There appears to be continuing confusion over the reporting of Treasury bill interest on your federal income tax return. I wrote on this subject in a November column, but letters and phone calls since then indicate that I wasn't totally successful in getting the message across.
Let me try again. First, I should state clearly that interest earned on Treasury bills is subject to federal income tax but exempt from state and local income tax.
The major area of confusion seems to be the timing--that is, the date on which the interest is earned and you become liable for reporting it on your tax return.
If you buy a six-month T-bill during the first half of any year, it matures during the second half. No problem here--the interest is taxable and should be reported for the year in which both the purchase and redemption occurred.
But we run into a question if the purchase is made during the last six months of one year and the bill matures and is paid off in the following year. For which tax year do you report the interest?
Let me use the same example I used last November. We'll assume that next August (1982) you go to the office of the Bureau of Public Debt in the District and deposit a noncompetitive bid for a six-month T-bill at the following week's auction. Along with the bid you leave the required certified check for $10,000.

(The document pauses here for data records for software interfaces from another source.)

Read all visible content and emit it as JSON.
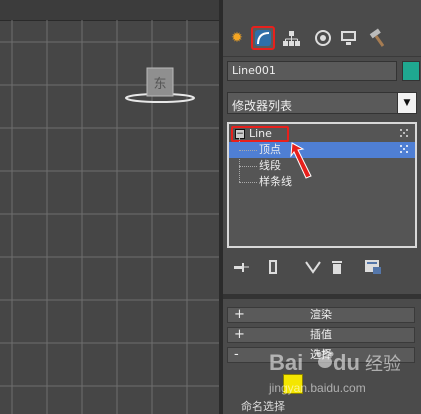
{
  "viewport": {
    "cube_label": "东"
  },
  "command_panel": {
    "tabs": [
      {
        "name": "create-tab",
        "icon": "sun-icon"
      },
      {
        "name": "modify-tab",
        "icon": "modify-curve-icon",
        "active": true
      },
      {
        "name": "hierarchy-tab",
        "icon": "hierarchy-icon"
      },
      {
        "name": "motion-tab",
        "icon": "motion-icon"
      },
      {
        "name": "display-tab",
        "icon": "monitor-icon"
      },
      {
        "name": "utilities-tab",
        "icon": "hammer-icon"
      }
    ],
    "object_name": "Line001",
    "object_color": "#1fa890",
    "modifier_list_label": "修改器列表",
    "stack": {
      "root": "Line",
      "sub_objects": [
        "顶点",
        "线段",
        "样条线"
      ],
      "selected": "顶点"
    },
    "rollouts": [
      {
        "sign": "+",
        "title": "渲染"
      },
      {
        "sign": "+",
        "title": "插值"
      },
      {
        "sign": "-",
        "title": "选择"
      }
    ],
    "bottom_text": "命名选择"
  },
  "watermark": {
    "brand_main": "Bai",
    "brand_du": "du",
    "brand_suffix": "经验",
    "url": "jingyan.baidu.com"
  },
  "colors": {
    "highlight_red": "#e8201c",
    "selection_blue": "#4f7fd4",
    "vertex_yellow": "#f4e600"
  }
}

(A noncompetitive bid means you agree in advance to pay the average price of all bids accepted by the Treasury Department from the large institutional buyers like savings institutions and pension funds.
(You may submit a competitive bid in which you signify what you will pay. But then you risk not getting the bill at all, if your bid is lower than the lowest bid Treasury accepts that week.)
When the auction is over, we'll assume that the average bid was $9,250--a discount of $750 for the six-month bill, equal to 15 percent on an annual basis.
Shortly after the auction the Treasury Department will send you a check for $750. This is not your interest payment, and therefore is not income subject to tax.
Instead, it is the Treasury Department's refund to you of the difference between the $10,000 you deposited with your bid and the actual $9,250 cost of the T-bill, based on the results of the auction.
Six months later--in February 1983--the bill matures and the Treasury Department will then pay you $10,000, the full face amount of the bill.
Now you have received interest income of $750, the difference between the $9,250 you paid for the bill and the $10,000 face amount you were paid at maturity.
So the interest is taxable in 1983, the year the T-bill matures, and not in 1982, the year it was purchased.
And the true yield is not based on the amount of the discount, because you had only $9,250 invested for the six-month period rather than the $10,000 face amount.
So instead of 15 percent, the yield is actually 16.2 percent: $750 divided by $9,250 equals .081 for the six month period, multiplied by two to get the annual non-compounded yield.
Question: My children, aged 14 and 16 years, earned more than $3,400 each in interest last year. Should they file independent tax returns? If so, will I lose exemptions for them?
Answer: The answer to your first question is yes--each child will have to file his or her own tax return. For a child eligible to be claimed as a dependent on the parent's return the filing trigger is $1,000 of taxable interest, dividends or other unearned income.
Each child gets his own $1,000 personal exemption on his return, but can't take the zero bracket amount (the old standard deduction) unless he also had earned income of $2,300 or more. However, he can itemize on Schedule A and claim any legitimate deductions paid from his income.
And you get to claim the children as dependents on your own tax return too--one of the rare times when Uncle Sam allows a double benefit.